Pediatricians recommend vitamin D supplementation for infants who are fully or partially breastfed. But are parents unknowingly giving their babies too much? In an alert issued by June 15, 2010, the Food and Drug Administration (FDA) warned parents and caregivers that some liquid vitamin D supplement products on the market come with droppers that could allow parents and caregivers to accidentally give harmful amounts of the vitamin to an infant. Some droppers may be poorly marked or hold a greater amount of liquid vitamin D than an infant should receive.
"It is important that infants not get more than the recommended daily amount of vitamin D," says Dr. Linda M. Katz, interim chief medical officer in FDA's Center for Food Safety and Applied Nutrition. Currently, the American Academy of Pediatrics recommends fully or partially breastfed babies receive a daily supplement of 400 IU of vitamin D.
As the FDA explained in its warning, vitamin D promotes calcium absorption in the gut and plays a key role in the development of strong bones. Vitamin D supplements are recommended for some infants—especially those that are breastfed—because deficiency of this vitamin can lead to bone problems such as thinning, soft, and misshaped bones, as is seen with the condition known as rickets.
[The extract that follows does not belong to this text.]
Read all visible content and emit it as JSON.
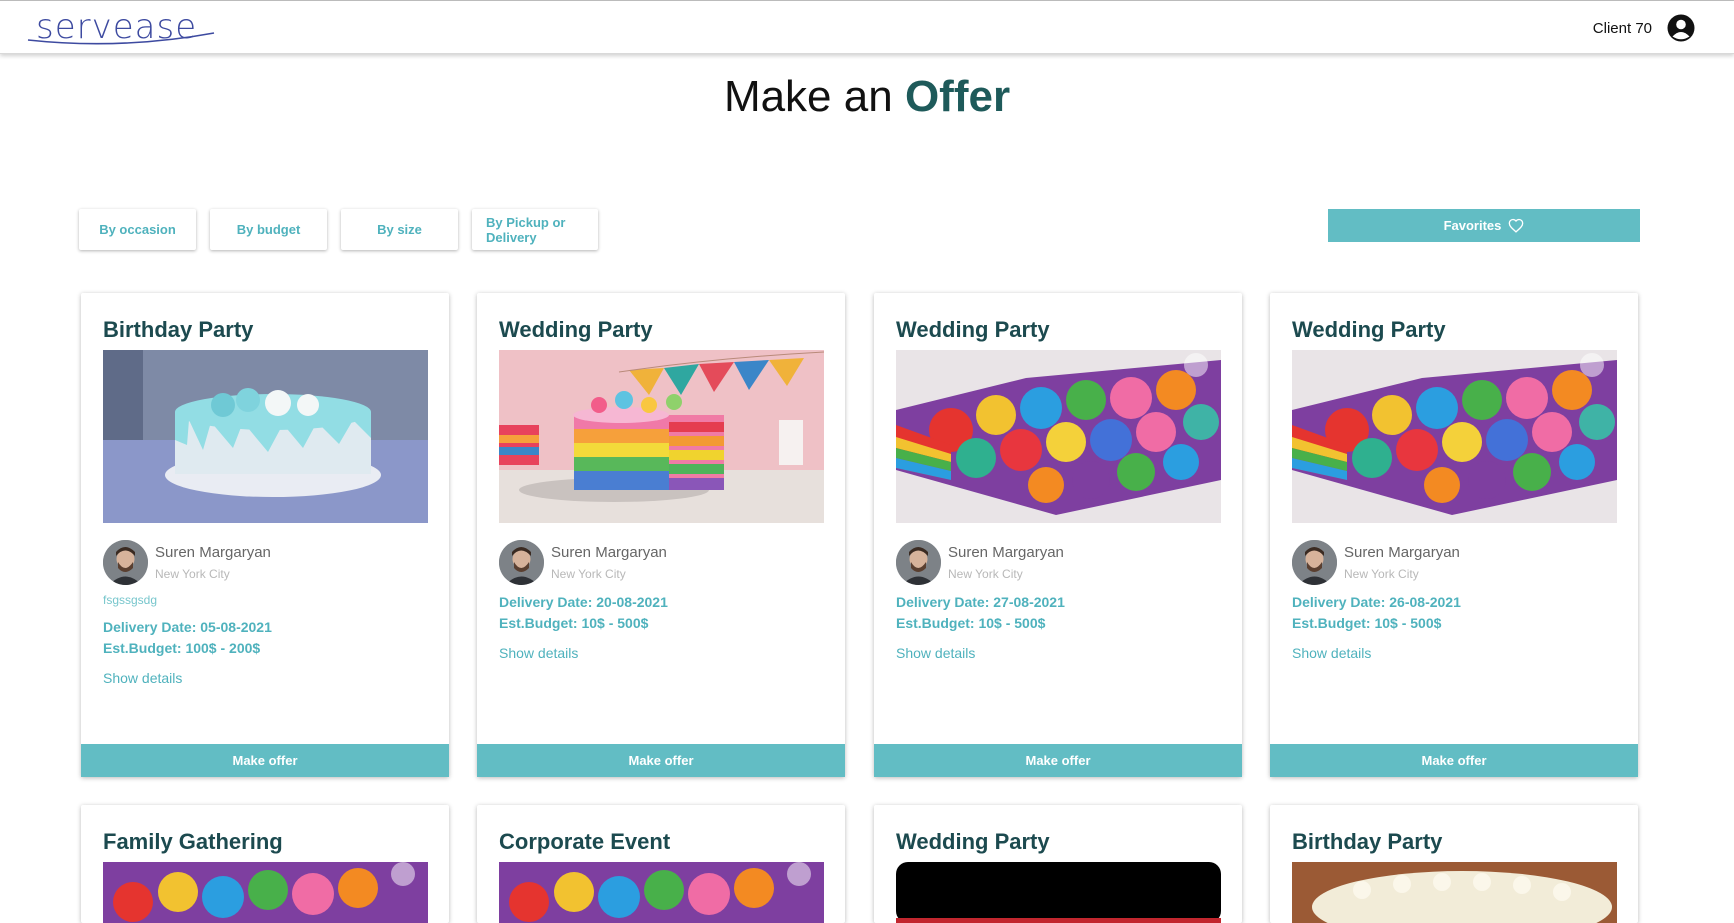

However, too much vitamin D can cause nausea and vomiting, loss of appetite, excessive thirst, frequent urination, constipation, abdominal pain, muscle weakness, muscle and joint aches, confusion, and fatigue, as well as more serious consequences like kidney damage.
To make sure Baby is getting the right amount of vitamin D, the FDA recommends parents take the following steps:
- Keep the vitamin D supplement product with its original package so that you and other caregivers can follow the instructions. Follow these instructions carefully so that you use the dropper correctly and give the right dose.
- Use only the dropper that comes with the product—it is manufactured specifically for that product. Do not use a dropper from another product.
- Ensure the dropper is marked so that the units of measure are clear and easy to understand. Also make sure that the units of measure correspond to those mentioned in the instructions.
- If you cannot clearly determine the dose of vitamin D delivered by the dropper, talk to a healthcare professional before giving the supplement to the infant.
Additionally, if your infant is being fully or partially fed with infant formula, check with your pediatrician before giving the child vitamin D supplements. Depending on the amount of vitamin D already in the formula (and Baby's intake), vitamin D supplementation may not be needed.